Here the album effectively enters a second catalogue of material. With all the big school of blockbuster scoring dealt with, the lesser known quirky oddities get some attention. Starting with Back To School, the first style exhibited is a neo-classical piano running amok. Midnight Run is one of the most entertaining albums in its own right, but even this one small snatch of Rhythm 'n' Blues is satisfying enough. Wisdom is an all electronic score, and was all performed by Elfman himself too. The one man show had a great theme in its "Main Titles", but sadly we only get two lesser cues. There's a first in the availability of the funkiness of Hot To Trot. Its accordion sample and guitars perfectly complement Midnight Run (so it's a shame they weren't sequenced as neighbours). Then after all the suppressed desires to work for the circus, his wish came true with Big Top Pee Wee. What a shame it could not have been a more worthy sequel. Unable to re-use any of the material from the first (different studios), he still got to have some fun, and the "Love Theme" is an unexpected treat in an old fashioned grandiose way.

Turning to TV, we have the omnipresent Simpsons theme (the international annual residuals of which must be able to support a sizeable family). The Jar was his second collaboration with director Burton, and a long forgotten one at that. It did offer Elfman his first opportunity to directly follow Bernard Herrmann (he has just arranged for the new Psycho of course), and it shows. It's quite a lightweight piece, but the underlying sinisterness is all the better for it. The organ and harpsichord combination for Tales From the Crypt almost seems like a genre cliché, yet somehow it comes alive (or undead) with the catchy theme.

We get into real fannish territory for the penultimate couplet.
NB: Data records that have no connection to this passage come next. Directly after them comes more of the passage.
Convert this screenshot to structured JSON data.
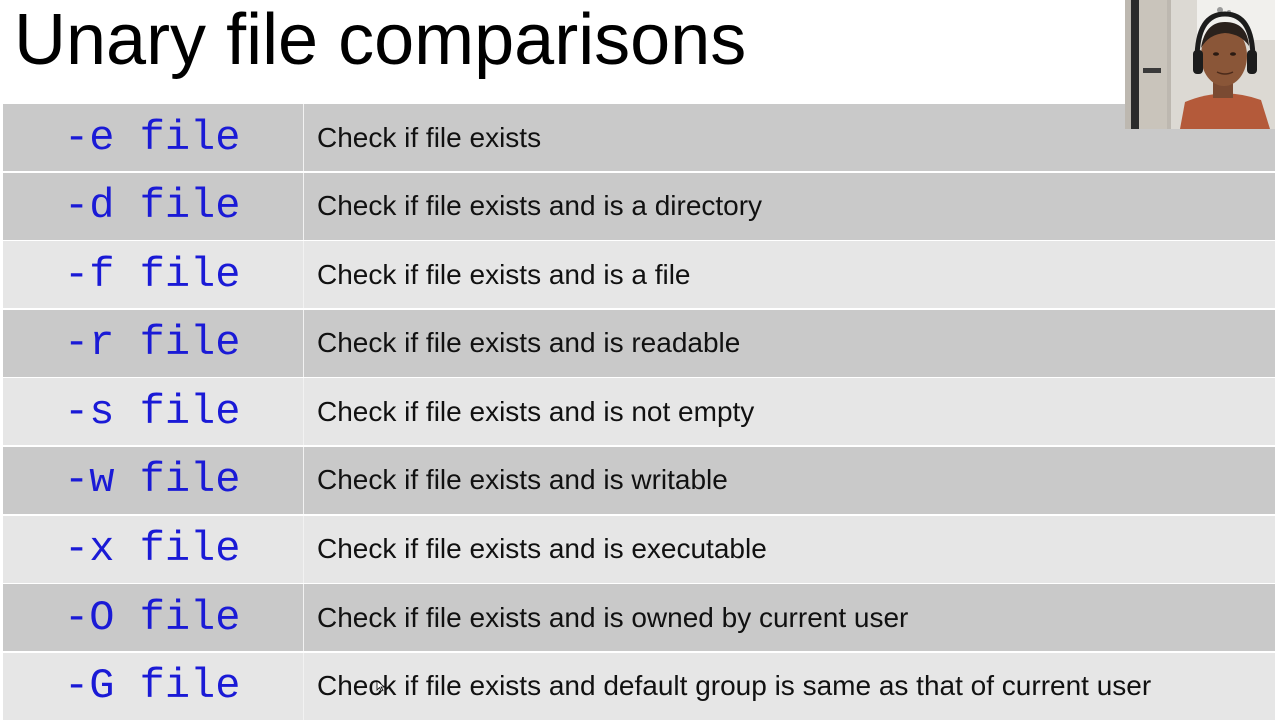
{
  "slide": {
    "title": "Unary file comparisons"
  },
  "rows": [
    {
      "flag": "-e file",
      "description": "Check if file exists"
    },
    {
      "flag": "-d file",
      "description": "Check if file exists and is a directory"
    },
    {
      "flag": "-f file",
      "description": "Check if file exists and is a file"
    },
    {
      "flag": "-r file",
      "description": "Check if file exists and is readable"
    },
    {
      "flag": "-s file",
      "description": "Check if file exists and is not empty"
    },
    {
      "flag": "-w file",
      "description": "Check if file exists and is writable"
    },
    {
      "flag": "-x file",
      "description": "Check if file exists and is executable"
    },
    {
      "flag": "-O file",
      "description": "Check if file exists and is owned by current user"
    },
    {
      "flag": "-G file",
      "description": "Check if file exists and default group is same as that of current user"
    }
  ],
  "colors": {
    "flag_text": "#1a1ad6",
    "row_dark": "#c9c9c9",
    "row_light": "#e6e6e6"
  },
  "icons": {
    "webcam": "presenter-webcam-thumbnail",
    "cursor": "mouse-pointer-icon"
  }
}
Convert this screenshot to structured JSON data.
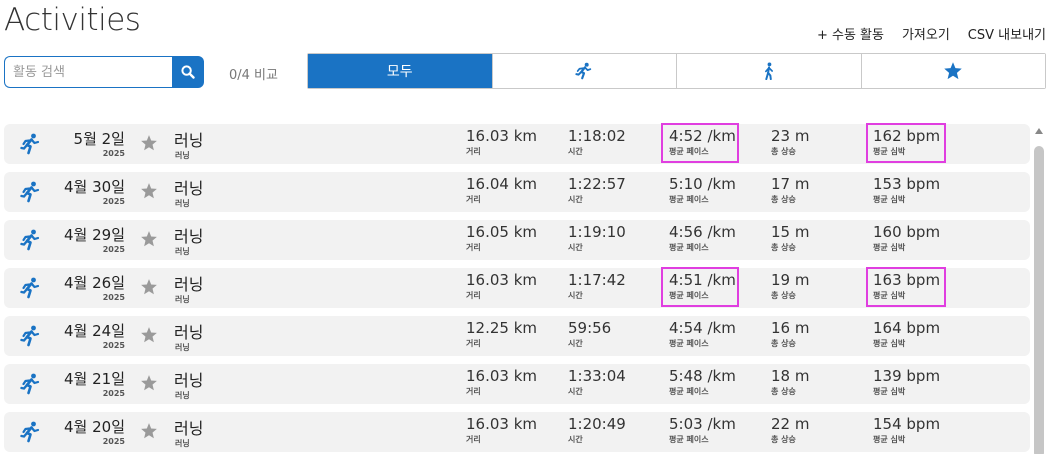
{
  "title": "Activities",
  "actions": {
    "manual": "+ 수동 활동",
    "import": "가져오기",
    "export": "CSV 내보내기"
  },
  "search": {
    "placeholder": "활동 검색",
    "value": ""
  },
  "compare": "0/4 비교",
  "filters": {
    "all": "모두",
    "run_icon": "running-person-icon",
    "walk_icon": "walking-person-icon",
    "fav_icon": "star-icon"
  },
  "labels": {
    "distance": "거리",
    "time": "시간",
    "pace": "평균 페이스",
    "elevation": "총 상승",
    "hr": "평균 심박"
  },
  "colors": {
    "accent": "#1a73c4",
    "highlight": "#e03ee0",
    "row_bg": "#f2f2f2",
    "star": "#9a9a9a"
  },
  "activities": [
    {
      "date": "5월 2일",
      "year": "2025",
      "name": "러닝",
      "type": "러닝",
      "distance": "16.03 km",
      "time": "1:18:02",
      "pace": "4:52 /km",
      "elevation": "23 m",
      "hr": "162 bpm",
      "highlighted": true
    },
    {
      "date": "4월 30일",
      "year": "2025",
      "name": "러닝",
      "type": "러닝",
      "distance": "16.04 km",
      "time": "1:22:57",
      "pace": "5:10 /km",
      "elevation": "17 m",
      "hr": "153 bpm",
      "highlighted": false
    },
    {
      "date": "4월 29일",
      "year": "2025",
      "name": "러닝",
      "type": "러닝",
      "distance": "16.05 km",
      "time": "1:19:10",
      "pace": "4:56 /km",
      "elevation": "15 m",
      "hr": "160 bpm",
      "highlighted": false
    },
    {
      "date": "4월 26일",
      "year": "2025",
      "name": "러닝",
      "type": "러닝",
      "distance": "16.03 km",
      "time": "1:17:42",
      "pace": "4:51 /km",
      "elevation": "19 m",
      "hr": "163 bpm",
      "highlighted": true
    },
    {
      "date": "4월 24일",
      "year": "2025",
      "name": "러닝",
      "type": "러닝",
      "distance": "12.25 km",
      "time": "59:56",
      "pace": "4:54 /km",
      "elevation": "16 m",
      "hr": "164 bpm",
      "highlighted": false
    },
    {
      "date": "4월 21일",
      "year": "2025",
      "name": "러닝",
      "type": "러닝",
      "distance": "16.03 km",
      "time": "1:33:04",
      "pace": "5:48 /km",
      "elevation": "18 m",
      "hr": "139 bpm",
      "highlighted": false
    },
    {
      "date": "4월 20일",
      "year": "2025",
      "name": "러닝",
      "type": "러닝",
      "distance": "16.03 km",
      "time": "1:20:49",
      "pace": "5:03 /km",
      "elevation": "22 m",
      "hr": "154 bpm",
      "highlighted": false
    }
  ]
}
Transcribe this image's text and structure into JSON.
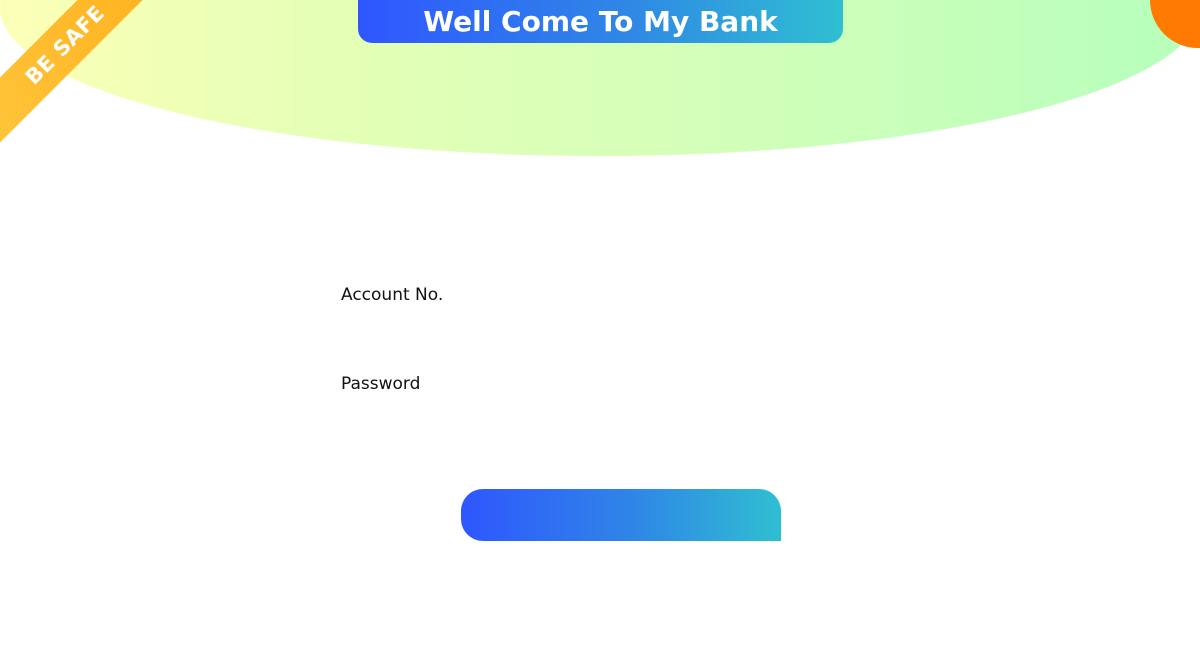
{
  "ribbon": {
    "text": "BE SAFE"
  },
  "header": {
    "title": "Well Come To My Bank"
  },
  "form": {
    "account_label": "Account No.",
    "account_value": "",
    "account_placeholder": "",
    "password_label": "Password",
    "password_value": "",
    "password_placeholder": "",
    "submit_label": ""
  },
  "colors": {
    "accent_start": "#2f56ff",
    "accent_end": "#2fbfd1",
    "ribbon": "#ffbc2a",
    "orange_dot": "#ff7a00",
    "hero_start": "#fdffb7",
    "hero_end": "#b6ffbc"
  }
}
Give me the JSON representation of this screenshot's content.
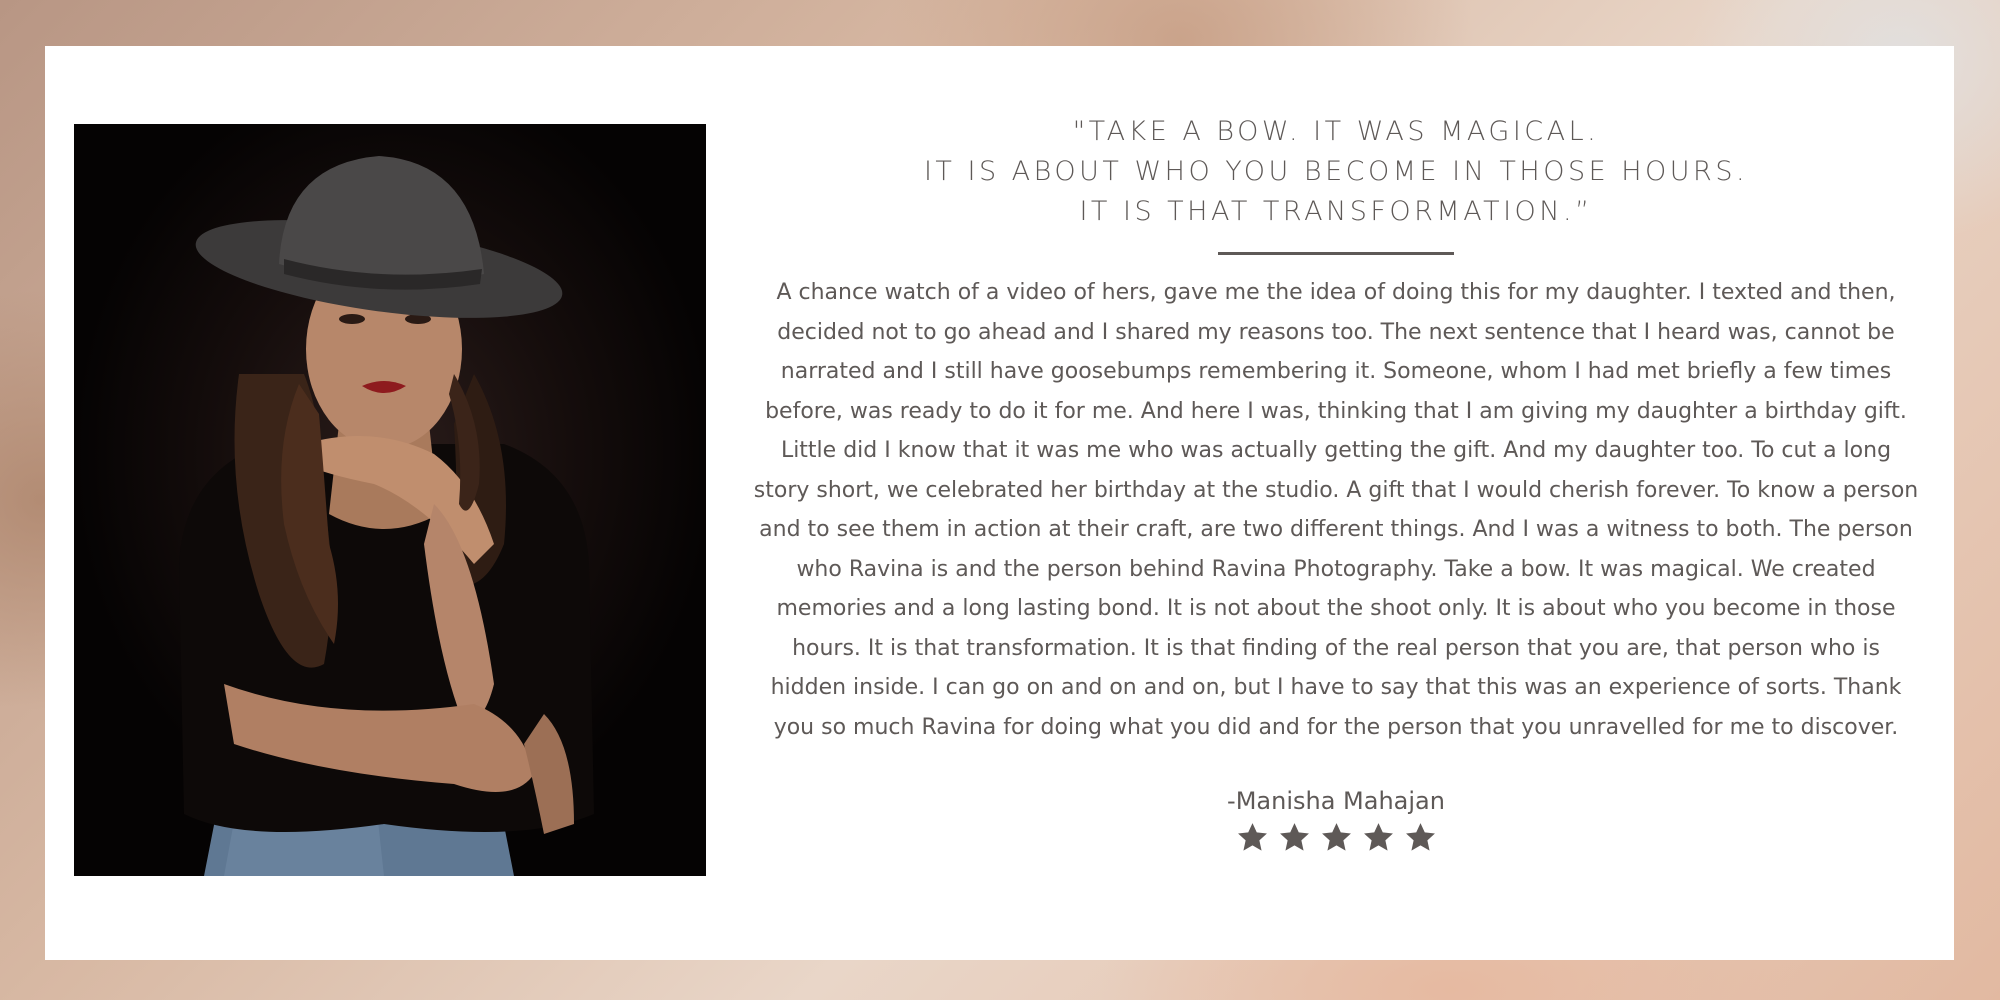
{
  "testimonial": {
    "headline_lines": [
      "\"TAKE A BOW. IT WAS MAGICAL.",
      "IT IS ABOUT WHO YOU BECOME IN THOSE HOURS.",
      "IT IS THAT TRANSFORMATION.”"
    ],
    "body": "A chance watch of a video of hers, gave me the idea of doing this for my daughter. I texted and then, decided not to go ahead and I shared my reasons too. The next sentence that I heard was, cannot be narrated and I still have goosebumps remembering it. Someone, whom I had met briefly a few times before, was ready to do it for me. And here I was, thinking that I am giving my daughter a birthday gift. Little did I know that it was me who was actually getting the gift. And my daughter too. To cut a long story short, we celebrated her birthday at the studio. A gift that I would cherish forever. To know a person and to see them in action at their craft, are two different things. And I was a witness to both. The person who Ravina is and the person behind Ravina Photography. Take a bow. It was magical. We created memories and a long lasting bond. It is not about the shoot only. It is about who you become in those hours. It is that transformation. It is that finding of the real person that you are, that person who is hidden inside. I can go on and on and on, but I have to say that this was an experience of sorts.  Thank you so much Ravina for doing what you did and for the person that you unravelled for me to discover.",
    "author": "-Manisha Mahajan",
    "rating": 5,
    "rating_max": 5
  },
  "colors": {
    "text": "#5e5957",
    "card_background": "#ffffff",
    "star": "#5e5957"
  },
  "icons": {
    "rating": "star-icon"
  }
}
Face Like A Frog is a short animated tale scored for a friend. It doesn't really progress as any sort of thematic development, more a cobbling together of experimentations with a keyboard (side note: see comments for review of Pee Wee's Playhouse in Volume Two). That's also largely true of Elfman's real first movie Forbidden Zone directed by brother Richard. The former Mystic Knights of the Oingo Boingo were called upon to play to and in the movie, but Elfman managed to find time to put in more, and the first of many beautiful "Love Themes".

The most collectable part of the album is tagged last in the unreleased Scrooged. After recognising the opening as reminiscent of Toto's Dune, the remaining 8 minutes don't actually leave that much more of an impression. The harpsichord has already made an appearance, as have the wordless choir. Looking back from its position it indicates just how little there was to sell the album on at the time other than the composer's popularity, and sadly we had to wait 6 years for a much worthier Volume Two...


Paul Tonks


Ian Lace

Paul Tonks

Return to Index